I'd really love to hear from you so why not drop me an email?
I will talk with reporters about my academic areas of interest — namely, Comparative politics and political economy of development; Southeast Asia; Post-conflict reconstruction (particularly Cambodia); Aid effectiveness and governance. A segment I did in April 2006 for Australia Television is available here and a very brief cameo for a KION-46 piece for Theology on Tap is here. I am quoted and have written for a number of news outlets, including Asia Times Online, the Cambodia Daily, the Daily Journal, the International Herald Tribune, the New York Times, the Pacific News Service, the Phnom Penh Post, the Wall Street Journal, the Washington Post, and the Washington Times.
The best way to get an appointment is by email.
Please email me a list of the subjects you are interested in before the interview, preferably in the form of specific questions. You aren’t limited to those questions, but I like to have an idea of what you are interested in.
As a condition for any interview, I require a reasonable opportunity to check your post-edit piece for factual errors before publication. You can satisfy this requirement either by giving me the piece or by reading to me all quotes and relevant descriptions or paraphrases.
Research Assistants and Coauthors

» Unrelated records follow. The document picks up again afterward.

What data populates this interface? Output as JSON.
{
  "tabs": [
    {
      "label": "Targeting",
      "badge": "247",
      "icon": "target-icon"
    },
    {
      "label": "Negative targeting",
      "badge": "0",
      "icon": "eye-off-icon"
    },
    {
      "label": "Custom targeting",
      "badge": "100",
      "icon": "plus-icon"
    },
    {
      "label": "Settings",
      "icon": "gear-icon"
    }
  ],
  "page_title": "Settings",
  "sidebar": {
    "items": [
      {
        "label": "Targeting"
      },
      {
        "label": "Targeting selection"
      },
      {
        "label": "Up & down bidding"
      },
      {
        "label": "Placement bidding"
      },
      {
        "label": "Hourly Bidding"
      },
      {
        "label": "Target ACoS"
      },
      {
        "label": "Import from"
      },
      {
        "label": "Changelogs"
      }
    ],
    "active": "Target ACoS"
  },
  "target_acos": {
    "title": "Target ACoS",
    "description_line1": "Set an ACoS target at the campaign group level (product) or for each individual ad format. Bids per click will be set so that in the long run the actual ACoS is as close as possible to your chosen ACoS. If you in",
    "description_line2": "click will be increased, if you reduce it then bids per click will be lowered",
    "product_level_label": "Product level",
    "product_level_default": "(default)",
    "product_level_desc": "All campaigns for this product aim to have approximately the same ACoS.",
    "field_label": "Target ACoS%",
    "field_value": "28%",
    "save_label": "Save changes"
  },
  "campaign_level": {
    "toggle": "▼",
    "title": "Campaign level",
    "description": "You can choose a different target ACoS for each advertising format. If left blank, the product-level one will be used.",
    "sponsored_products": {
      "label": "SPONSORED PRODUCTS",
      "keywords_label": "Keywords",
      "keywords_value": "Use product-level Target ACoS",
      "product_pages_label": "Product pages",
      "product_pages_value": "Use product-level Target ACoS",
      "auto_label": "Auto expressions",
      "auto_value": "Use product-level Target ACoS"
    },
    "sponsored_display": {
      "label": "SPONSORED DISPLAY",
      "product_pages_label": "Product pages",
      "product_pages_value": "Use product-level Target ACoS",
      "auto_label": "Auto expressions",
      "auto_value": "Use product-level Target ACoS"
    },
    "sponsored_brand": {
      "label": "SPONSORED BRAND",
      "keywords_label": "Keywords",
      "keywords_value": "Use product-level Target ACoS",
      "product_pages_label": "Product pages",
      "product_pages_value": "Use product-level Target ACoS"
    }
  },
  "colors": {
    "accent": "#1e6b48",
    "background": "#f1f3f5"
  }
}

I am searching for volunteer research assistants to work on current projects – the tradeoff between democracy and security in post-conflict countries (Cambodia, East Timor, Bosnia, Kosovo, Afghanistan, and Iraq). Most of your time will be spent answering questions by writing memoranda and reading and commenting on my work or the work of other RAs.
It should be clear that you do RA work to learn something, and hopefully to lead to a strong letter of recommendation.
If you are interested in doing this, you should email me a resume and a description of your interests.
I am very inclined to coauthor pieces with people who take up this invitation and who do good work. In past years, we have placed articles in Asian Development Review (Asian Development Bank), Asian Survey(University of California Press), Development and Change (Institute of International Studies, The Hague), World’s Poultry Science Journal (Cambridge University Press), in World Fascism: A Historical Encyclopedia(ABC Clio, 2006), and World History Encyclopedia (ABC Clio, forthcoming).